Alinsky, Saul David. Reveille for Radicals. New York: Vintage, 1969.

Alinsky, Saul David. Rules for Radicals: A Practical Primer for Realistic Radicals. New York: Vintage, 1989. Print.

Ayala, Elaine. "COPS/Metro Alliance Re-energizing Community Debates." Latino Life. San Antonio Express, 17 Aug. 2009. Web. 11 Mar. 2013.

Bornstein, David, and Susan Davis. Social Entrepreneurship: What Everyone Needs to Know. New York: Oxford UP, 2010.

Chambers, Edward T., and Michael A. Cowan. Roots for Radicals: Organizing for Power, Action, and Justice. New York: Continuum, 2003. Print.

Dobson, Charles. "IAF Organizing." Citizen's Handbook. 2002.

Marquez, Benjamin. “Standing for the Whole: The Southwest Industrial Areas Foundation on Identity and Mexican-American Politics.” The Social Service Review 74.3 (2000) 453-473.

Moberg, David. "Obama's Third Way." Obama's Third Way. National Housing Institute, 2007.

Rogers, Mary Beth. Cold Anger: A Story of Faith and Power Politics. Denton, TX: University of North Texas, 1990.

Stall, Susan and Randy Stoecker. “Community Organizing or Organizing Community?
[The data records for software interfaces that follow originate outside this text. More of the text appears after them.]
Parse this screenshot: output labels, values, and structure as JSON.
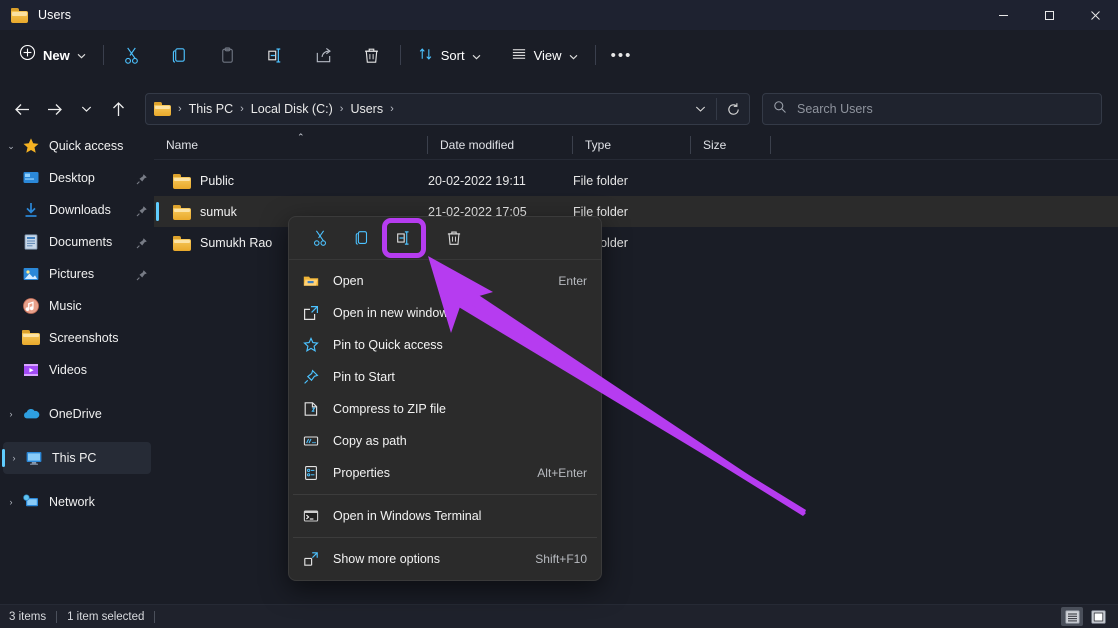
{
  "window": {
    "title": "Users",
    "folder_icon": "folder-icon",
    "minimize_label": "—",
    "maximize_label": "□",
    "close_label": "✕"
  },
  "toolbar": {
    "new_label": "New",
    "new_icon": "plus-circle-icon",
    "new_chevron": "⌄",
    "items": [
      {
        "name": "cut",
        "icon": "scissors-icon",
        "label": "Cut",
        "enabled": true
      },
      {
        "name": "copy",
        "icon": "copy-icon",
        "label": "Copy",
        "enabled": true
      },
      {
        "name": "paste",
        "icon": "paste-icon",
        "label": "Paste",
        "enabled": false
      },
      {
        "name": "rename",
        "icon": "rename-icon",
        "label": "Rename",
        "enabled": true
      },
      {
        "name": "share",
        "icon": "share-icon",
        "label": "Share",
        "enabled": true
      },
      {
        "name": "delete",
        "icon": "trash-icon",
        "label": "Delete",
        "enabled": true
      }
    ],
    "sort_label": "Sort",
    "sort_icon": "sort-arrows-icon",
    "view_label": "View",
    "view_icon": "lines-icon",
    "more_label": "•••"
  },
  "nav": {
    "back_icon": "arrow-left-icon",
    "forward_icon": "arrow-right-icon",
    "recent_icon": "chevron-down-icon",
    "up_icon": "arrow-up-icon",
    "address_folder_icon": "folder-icon",
    "breadcrumbs": [
      "This PC",
      "Local Disk (C:)",
      "Users"
    ],
    "breadcrumb_separator": "›",
    "dropdown_icon": "chevron-down-icon",
    "refresh_icon": "refresh-icon"
  },
  "search": {
    "icon": "search-icon",
    "placeholder": "Search Users",
    "value": ""
  },
  "sidebar": {
    "groups": [
      {
        "name": "quick-access",
        "label": "Quick access",
        "icon": "star-icon",
        "expanded": true,
        "chevron": "⌄",
        "children": [
          {
            "label": "Desktop",
            "icon": "desktop-icon",
            "pinned": true
          },
          {
            "label": "Downloads",
            "icon": "download-icon",
            "pinned": true
          },
          {
            "label": "Documents",
            "icon": "documents-icon",
            "pinned": true
          },
          {
            "label": "Pictures",
            "icon": "pictures-icon",
            "pinned": true
          },
          {
            "label": "Music",
            "icon": "music-icon",
            "pinned": false
          },
          {
            "label": "Screenshots",
            "icon": "folder-icon",
            "pinned": false
          },
          {
            "label": "Videos",
            "icon": "video-icon",
            "pinned": false
          }
        ]
      },
      {
        "name": "onedrive",
        "label": "OneDrive",
        "icon": "cloud-icon",
        "chevron": "›",
        "expanded": false,
        "selected": false,
        "children": []
      },
      {
        "name": "this-pc",
        "label": "This PC",
        "icon": "monitor-icon",
        "chevron": "›",
        "expanded": false,
        "selected": true,
        "children": []
      },
      {
        "name": "network",
        "label": "Network",
        "icon": "network-icon",
        "chevron": "›",
        "expanded": false,
        "selected": false,
        "children": []
      }
    ]
  },
  "filelist": {
    "columns": [
      {
        "label": "Name",
        "sorted": "asc",
        "sort_caret": "⌃"
      },
      {
        "label": "Date modified",
        "sorted": ""
      },
      {
        "label": "Type",
        "sorted": ""
      },
      {
        "label": "Size",
        "sorted": ""
      }
    ],
    "rows": [
      {
        "name": "Public",
        "icon": "folder-icon",
        "date": "20-02-2022 19:11",
        "type": "File folder",
        "size": "",
        "selected": false
      },
      {
        "name": "sumuk",
        "icon": "folder-icon",
        "date": "21-02-2022 17:05",
        "type": "File folder",
        "size": "",
        "selected": true
      },
      {
        "name": "Sumukh Rao",
        "icon": "folder-icon",
        "date": "",
        "type": "File folder",
        "size": "",
        "selected": false
      }
    ]
  },
  "context_menu": {
    "top_actions": [
      {
        "name": "cut",
        "icon": "scissors-icon",
        "label": "Cut",
        "highlighted": false
      },
      {
        "name": "copy",
        "icon": "copy-icon",
        "label": "Copy",
        "highlighted": false
      },
      {
        "name": "rename",
        "icon": "rename-icon",
        "label": "Rename",
        "highlighted": true
      },
      {
        "name": "delete",
        "icon": "trash-icon",
        "label": "Delete",
        "highlighted": false
      }
    ],
    "items": [
      {
        "label": "Open",
        "icon": "open-folder-icon",
        "accel": "Enter",
        "divider_after": false
      },
      {
        "label": "Open in new window",
        "icon": "new-window-icon",
        "accel": "",
        "divider_after": false
      },
      {
        "label": "Pin to Quick access",
        "icon": "star-outline-icon",
        "accel": "",
        "divider_after": false
      },
      {
        "label": "Pin to Start",
        "icon": "pin-icon",
        "accel": "",
        "divider_after": false
      },
      {
        "label": "Compress to ZIP file",
        "icon": "zip-icon",
        "accel": "",
        "divider_after": false
      },
      {
        "label": "Copy as path",
        "icon": "copy-path-icon",
        "accel": "",
        "divider_after": false
      },
      {
        "label": "Properties",
        "icon": "properties-icon",
        "accel": "Alt+Enter",
        "divider_after": true
      },
      {
        "label": "Open in Windows Terminal",
        "icon": "terminal-icon",
        "accel": "",
        "divider_after": true
      },
      {
        "label": "Show more options",
        "icon": "more-options-icon",
        "accel": "Shift+F10",
        "divider_after": false
      }
    ]
  },
  "statusbar": {
    "item_count": "3 items",
    "selection": "1 item selected",
    "details_view_label": "Details view",
    "large_icons_view_label": "Large icons view"
  },
  "annotation": {
    "color": "#b63cf0",
    "highlight_target": "rename-button-in-context-menu"
  }
}
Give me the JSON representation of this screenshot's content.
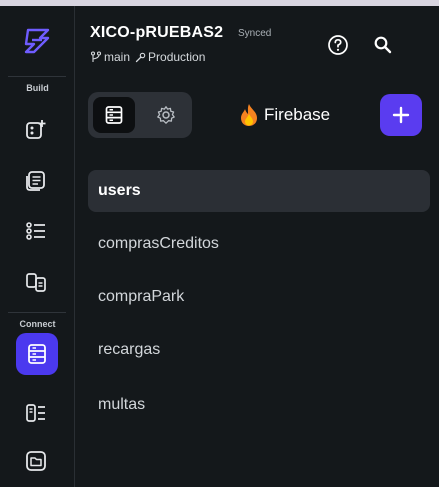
{
  "header": {
    "project_name": "XICO-pRUEBAS2",
    "sync_status": "Synced",
    "branch": "main",
    "environment": "Production"
  },
  "rail": {
    "sections": {
      "build": "Build",
      "connect": "Connect"
    },
    "items": [
      {
        "icon": "add-widget-icon"
      },
      {
        "icon": "pages-icon"
      },
      {
        "icon": "list-icon"
      },
      {
        "icon": "components-icon"
      },
      {
        "icon": "database-icon",
        "active": true
      },
      {
        "icon": "api-icon"
      },
      {
        "icon": "storage-icon"
      }
    ]
  },
  "toolbar": {
    "firebase_label": "Firebase",
    "add_label": "+"
  },
  "collections": {
    "items": [
      {
        "label": "users",
        "selected": true
      },
      {
        "label": "comprasCreditos"
      },
      {
        "label": "compraPark"
      },
      {
        "label": "recargas"
      },
      {
        "label": "multas"
      }
    ]
  },
  "colors": {
    "background": "#14181b",
    "accent": "#4b39ef",
    "add_button": "#5a3cf0",
    "selected_row": "#2b2f35",
    "firebase_orange": "#f58220",
    "firebase_yellow": "#ffc400"
  }
}
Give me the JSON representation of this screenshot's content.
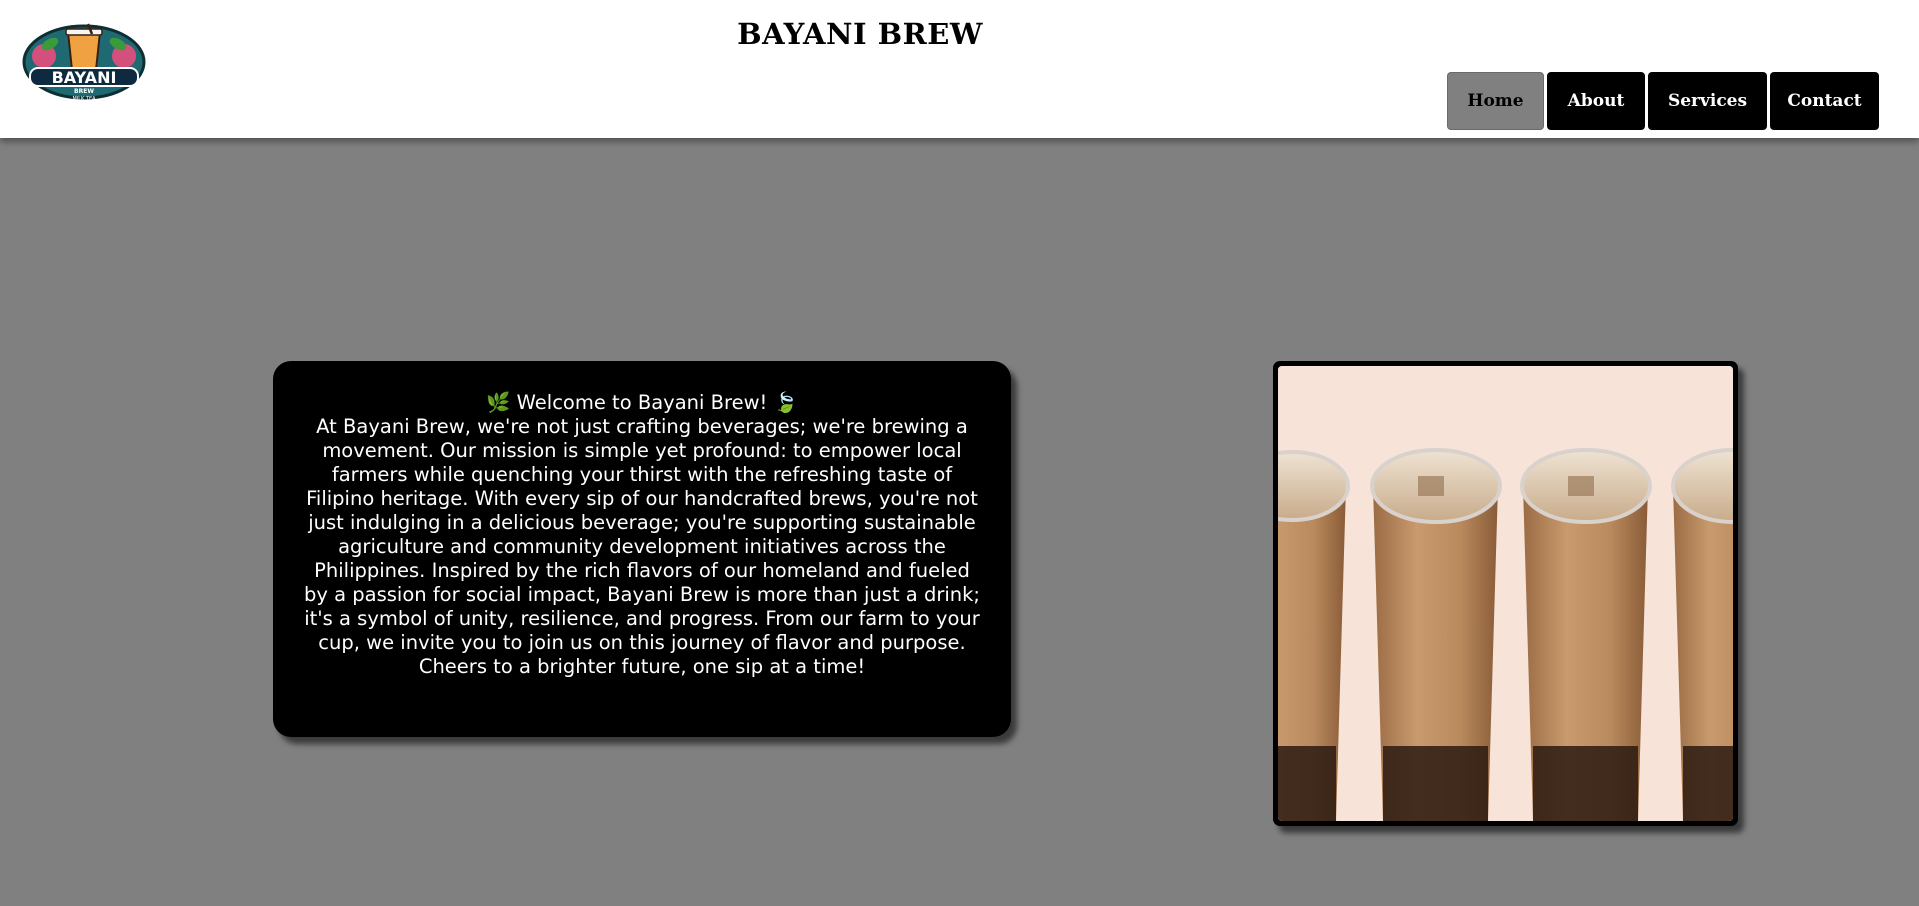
{
  "header": {
    "title": "BAYANI BREW",
    "logo": {
      "name": "BAYANI",
      "sub1": "BREW",
      "sub2": "MILK TEA"
    }
  },
  "nav": {
    "items": [
      {
        "label": "Home",
        "active": true
      },
      {
        "label": "About",
        "active": false
      },
      {
        "label": "Services",
        "active": false
      },
      {
        "label": "Contact",
        "active": false
      }
    ]
  },
  "welcome": {
    "heading": "🌿 Welcome to Bayani Brew! 🍃",
    "body": "At Bayani Brew, we're not just crafting beverages; we're brewing a movement. Our mission is simple yet profound: to empower local farmers while quenching your thirst with the refreshing taste of Filipino heritage. With every sip of our handcrafted brews, you're not just indulging in a delicious beverage; you're supporting sustainable agriculture and community development initiatives across the Philippines. Inspired by the rich flavors of our homeland and fueled by a passion for social impact, Bayani Brew is more than just a drink; it's a symbol of unity, resilience, and progress. From our farm to your cup, we invite you to join us on this journey of flavor and purpose. Cheers to a brighter future, one sip at a time!"
  },
  "hero_image": {
    "subject": "iced milk tea cups"
  },
  "colors": {
    "page_bg": "#808080",
    "header_bg": "#ffffff",
    "nav_bg": "#000000",
    "nav_active_bg": "#808080",
    "card_bg": "#000000",
    "photo_bg": "#f7e3d8"
  }
}
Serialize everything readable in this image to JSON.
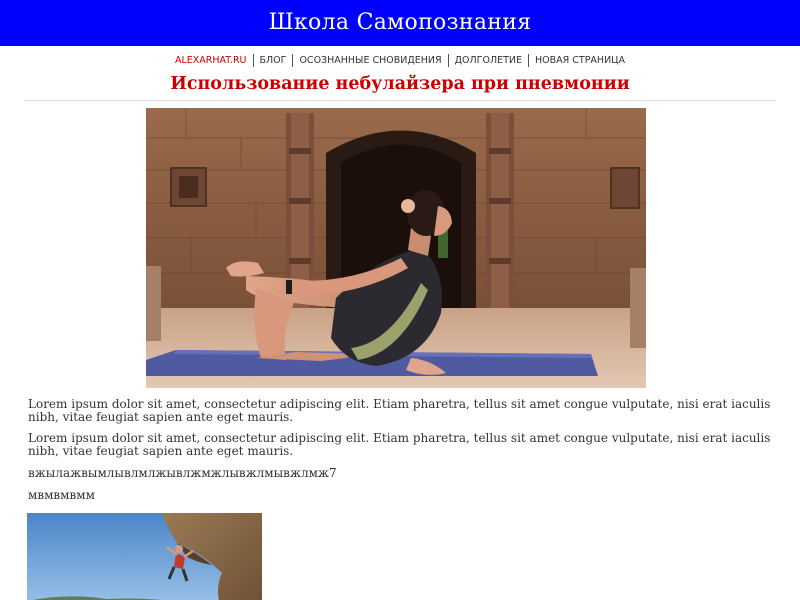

Gender and the Crafts of Empowerment.” Gender and Society 12.6 (1998), 729-756.

Other resources:

West/Southwest Industrial Areas Foundation:

Industrial Areas Foundation:

Mobilizing the Latino Community: Ernesto J. Cortes, Jr.. Films Media Group, 1990. Films On Demand. 11 March 2013.